[Start of Attachment]
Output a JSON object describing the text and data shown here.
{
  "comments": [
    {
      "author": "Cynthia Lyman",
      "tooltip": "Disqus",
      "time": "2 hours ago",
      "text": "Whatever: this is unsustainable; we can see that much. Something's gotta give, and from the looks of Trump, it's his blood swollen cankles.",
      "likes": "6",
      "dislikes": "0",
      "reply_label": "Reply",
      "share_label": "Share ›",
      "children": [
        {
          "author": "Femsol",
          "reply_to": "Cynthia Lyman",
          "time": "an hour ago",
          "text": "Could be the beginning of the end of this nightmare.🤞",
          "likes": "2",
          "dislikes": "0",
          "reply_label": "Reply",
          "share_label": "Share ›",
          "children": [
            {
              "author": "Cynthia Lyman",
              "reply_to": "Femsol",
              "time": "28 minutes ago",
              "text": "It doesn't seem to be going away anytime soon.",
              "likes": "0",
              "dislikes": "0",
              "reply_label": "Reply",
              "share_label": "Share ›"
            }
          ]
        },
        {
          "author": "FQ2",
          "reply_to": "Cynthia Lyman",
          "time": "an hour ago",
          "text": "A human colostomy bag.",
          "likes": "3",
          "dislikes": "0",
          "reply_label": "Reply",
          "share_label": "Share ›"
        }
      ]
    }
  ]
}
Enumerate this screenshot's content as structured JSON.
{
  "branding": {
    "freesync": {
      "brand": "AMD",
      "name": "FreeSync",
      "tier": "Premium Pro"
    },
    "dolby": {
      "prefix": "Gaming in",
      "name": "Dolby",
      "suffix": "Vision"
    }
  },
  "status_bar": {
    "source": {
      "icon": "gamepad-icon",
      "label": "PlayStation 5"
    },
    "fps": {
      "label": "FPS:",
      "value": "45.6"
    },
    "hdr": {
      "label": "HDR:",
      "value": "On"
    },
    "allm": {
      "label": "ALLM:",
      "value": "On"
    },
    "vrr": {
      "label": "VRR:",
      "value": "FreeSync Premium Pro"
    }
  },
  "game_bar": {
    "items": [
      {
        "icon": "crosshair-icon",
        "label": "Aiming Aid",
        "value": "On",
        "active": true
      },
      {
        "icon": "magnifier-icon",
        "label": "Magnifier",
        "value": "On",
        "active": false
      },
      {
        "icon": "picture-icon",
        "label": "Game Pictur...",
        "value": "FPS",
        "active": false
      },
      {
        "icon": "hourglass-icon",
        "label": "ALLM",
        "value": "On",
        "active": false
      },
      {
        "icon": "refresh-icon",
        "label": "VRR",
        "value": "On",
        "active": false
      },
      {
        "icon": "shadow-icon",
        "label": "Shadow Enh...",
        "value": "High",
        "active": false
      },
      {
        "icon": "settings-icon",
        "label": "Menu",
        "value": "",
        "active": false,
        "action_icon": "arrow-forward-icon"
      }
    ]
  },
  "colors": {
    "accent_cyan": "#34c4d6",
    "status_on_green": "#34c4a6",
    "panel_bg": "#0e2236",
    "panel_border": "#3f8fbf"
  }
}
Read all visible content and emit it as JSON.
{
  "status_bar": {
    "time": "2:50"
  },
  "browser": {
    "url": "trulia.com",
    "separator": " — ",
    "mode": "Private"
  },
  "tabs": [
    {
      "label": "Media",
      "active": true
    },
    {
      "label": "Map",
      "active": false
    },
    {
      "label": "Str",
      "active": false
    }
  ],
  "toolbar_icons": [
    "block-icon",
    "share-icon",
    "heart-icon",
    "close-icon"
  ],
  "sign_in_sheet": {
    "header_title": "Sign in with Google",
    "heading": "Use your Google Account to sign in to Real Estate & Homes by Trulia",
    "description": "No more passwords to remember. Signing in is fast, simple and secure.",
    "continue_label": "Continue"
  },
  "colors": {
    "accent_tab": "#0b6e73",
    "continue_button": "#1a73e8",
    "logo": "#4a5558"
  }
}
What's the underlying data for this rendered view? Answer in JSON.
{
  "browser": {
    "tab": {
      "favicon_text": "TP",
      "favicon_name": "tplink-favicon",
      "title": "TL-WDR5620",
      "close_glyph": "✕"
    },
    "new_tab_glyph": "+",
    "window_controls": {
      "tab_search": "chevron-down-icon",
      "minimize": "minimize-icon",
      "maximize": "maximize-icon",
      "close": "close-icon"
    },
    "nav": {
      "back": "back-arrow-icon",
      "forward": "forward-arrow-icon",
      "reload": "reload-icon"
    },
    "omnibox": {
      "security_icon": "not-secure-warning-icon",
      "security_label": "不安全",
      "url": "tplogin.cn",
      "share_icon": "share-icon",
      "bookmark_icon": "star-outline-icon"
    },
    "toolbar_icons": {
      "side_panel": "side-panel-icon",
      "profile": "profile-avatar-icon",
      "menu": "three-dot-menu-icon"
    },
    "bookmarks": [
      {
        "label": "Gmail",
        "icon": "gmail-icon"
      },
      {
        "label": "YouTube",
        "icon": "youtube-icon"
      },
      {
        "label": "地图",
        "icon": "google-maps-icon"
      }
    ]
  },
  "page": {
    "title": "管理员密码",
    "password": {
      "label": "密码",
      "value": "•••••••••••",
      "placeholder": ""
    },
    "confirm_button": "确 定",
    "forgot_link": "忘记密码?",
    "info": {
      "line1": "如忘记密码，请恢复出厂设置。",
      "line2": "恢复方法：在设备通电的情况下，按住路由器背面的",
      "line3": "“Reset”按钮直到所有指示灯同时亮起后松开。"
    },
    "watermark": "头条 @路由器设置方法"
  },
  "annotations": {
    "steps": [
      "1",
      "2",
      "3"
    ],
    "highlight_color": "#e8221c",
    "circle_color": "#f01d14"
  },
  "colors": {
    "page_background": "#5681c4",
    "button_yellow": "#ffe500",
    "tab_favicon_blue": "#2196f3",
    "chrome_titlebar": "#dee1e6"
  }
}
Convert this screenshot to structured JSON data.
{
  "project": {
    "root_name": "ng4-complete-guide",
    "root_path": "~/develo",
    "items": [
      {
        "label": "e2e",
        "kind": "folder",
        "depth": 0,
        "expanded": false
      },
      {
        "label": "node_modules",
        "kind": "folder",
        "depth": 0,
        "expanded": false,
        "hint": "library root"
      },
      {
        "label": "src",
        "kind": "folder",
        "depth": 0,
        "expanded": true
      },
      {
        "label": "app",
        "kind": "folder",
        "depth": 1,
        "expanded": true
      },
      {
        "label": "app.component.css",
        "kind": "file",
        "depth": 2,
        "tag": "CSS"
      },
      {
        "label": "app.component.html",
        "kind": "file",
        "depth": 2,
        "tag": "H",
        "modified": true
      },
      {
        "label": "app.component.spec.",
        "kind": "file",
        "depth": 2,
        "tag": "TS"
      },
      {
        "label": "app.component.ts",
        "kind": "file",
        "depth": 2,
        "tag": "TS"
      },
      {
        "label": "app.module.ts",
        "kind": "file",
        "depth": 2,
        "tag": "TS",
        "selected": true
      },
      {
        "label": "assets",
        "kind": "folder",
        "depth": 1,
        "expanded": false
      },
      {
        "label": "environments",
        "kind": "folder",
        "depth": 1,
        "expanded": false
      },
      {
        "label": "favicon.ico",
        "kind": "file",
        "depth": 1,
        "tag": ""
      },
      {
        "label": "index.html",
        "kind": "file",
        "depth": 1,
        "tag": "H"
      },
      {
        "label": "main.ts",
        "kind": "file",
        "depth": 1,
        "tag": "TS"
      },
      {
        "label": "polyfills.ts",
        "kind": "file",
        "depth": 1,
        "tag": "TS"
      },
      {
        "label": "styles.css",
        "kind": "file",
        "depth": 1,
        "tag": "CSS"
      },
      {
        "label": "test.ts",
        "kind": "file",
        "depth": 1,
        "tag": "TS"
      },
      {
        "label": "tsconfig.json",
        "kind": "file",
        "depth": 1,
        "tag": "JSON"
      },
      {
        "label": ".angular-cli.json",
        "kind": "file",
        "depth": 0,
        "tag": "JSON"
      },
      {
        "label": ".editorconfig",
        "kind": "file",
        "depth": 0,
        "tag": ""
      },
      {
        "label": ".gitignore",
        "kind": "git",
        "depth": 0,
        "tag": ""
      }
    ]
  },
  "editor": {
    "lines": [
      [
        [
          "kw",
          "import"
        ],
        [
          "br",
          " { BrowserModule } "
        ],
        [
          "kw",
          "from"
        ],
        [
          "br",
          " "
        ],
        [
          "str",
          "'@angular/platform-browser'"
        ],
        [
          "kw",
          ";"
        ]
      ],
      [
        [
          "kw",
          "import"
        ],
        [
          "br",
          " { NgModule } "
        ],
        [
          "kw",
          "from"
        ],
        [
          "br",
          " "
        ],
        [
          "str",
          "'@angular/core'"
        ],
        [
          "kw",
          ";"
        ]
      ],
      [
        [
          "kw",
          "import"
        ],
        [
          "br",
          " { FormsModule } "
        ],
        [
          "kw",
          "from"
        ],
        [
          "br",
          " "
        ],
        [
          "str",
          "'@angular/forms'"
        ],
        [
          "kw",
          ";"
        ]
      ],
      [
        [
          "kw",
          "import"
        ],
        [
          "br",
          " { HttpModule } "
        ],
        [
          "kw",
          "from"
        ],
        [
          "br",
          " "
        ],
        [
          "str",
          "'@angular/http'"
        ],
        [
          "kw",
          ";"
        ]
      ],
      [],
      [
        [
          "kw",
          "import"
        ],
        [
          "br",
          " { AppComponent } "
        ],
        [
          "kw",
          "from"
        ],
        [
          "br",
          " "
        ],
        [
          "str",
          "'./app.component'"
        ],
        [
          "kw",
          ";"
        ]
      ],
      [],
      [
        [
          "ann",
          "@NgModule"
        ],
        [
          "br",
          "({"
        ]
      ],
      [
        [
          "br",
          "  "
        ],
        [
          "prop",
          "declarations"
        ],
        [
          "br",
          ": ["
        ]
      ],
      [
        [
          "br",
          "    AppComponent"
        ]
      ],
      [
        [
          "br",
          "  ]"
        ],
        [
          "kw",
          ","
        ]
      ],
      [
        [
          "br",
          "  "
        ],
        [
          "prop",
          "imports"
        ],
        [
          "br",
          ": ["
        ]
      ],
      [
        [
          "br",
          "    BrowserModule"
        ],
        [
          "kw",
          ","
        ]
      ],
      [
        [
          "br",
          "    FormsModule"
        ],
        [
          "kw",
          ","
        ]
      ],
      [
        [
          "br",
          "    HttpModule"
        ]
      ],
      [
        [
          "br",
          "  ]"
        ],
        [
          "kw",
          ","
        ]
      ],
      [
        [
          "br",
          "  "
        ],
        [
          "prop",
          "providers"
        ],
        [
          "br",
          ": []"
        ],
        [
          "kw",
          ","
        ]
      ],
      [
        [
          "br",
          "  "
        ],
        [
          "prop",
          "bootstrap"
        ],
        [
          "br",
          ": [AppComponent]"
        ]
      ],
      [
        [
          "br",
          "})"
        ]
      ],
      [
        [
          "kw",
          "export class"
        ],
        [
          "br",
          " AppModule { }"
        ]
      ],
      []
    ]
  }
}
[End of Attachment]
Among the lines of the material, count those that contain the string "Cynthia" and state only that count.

### Result for this task
4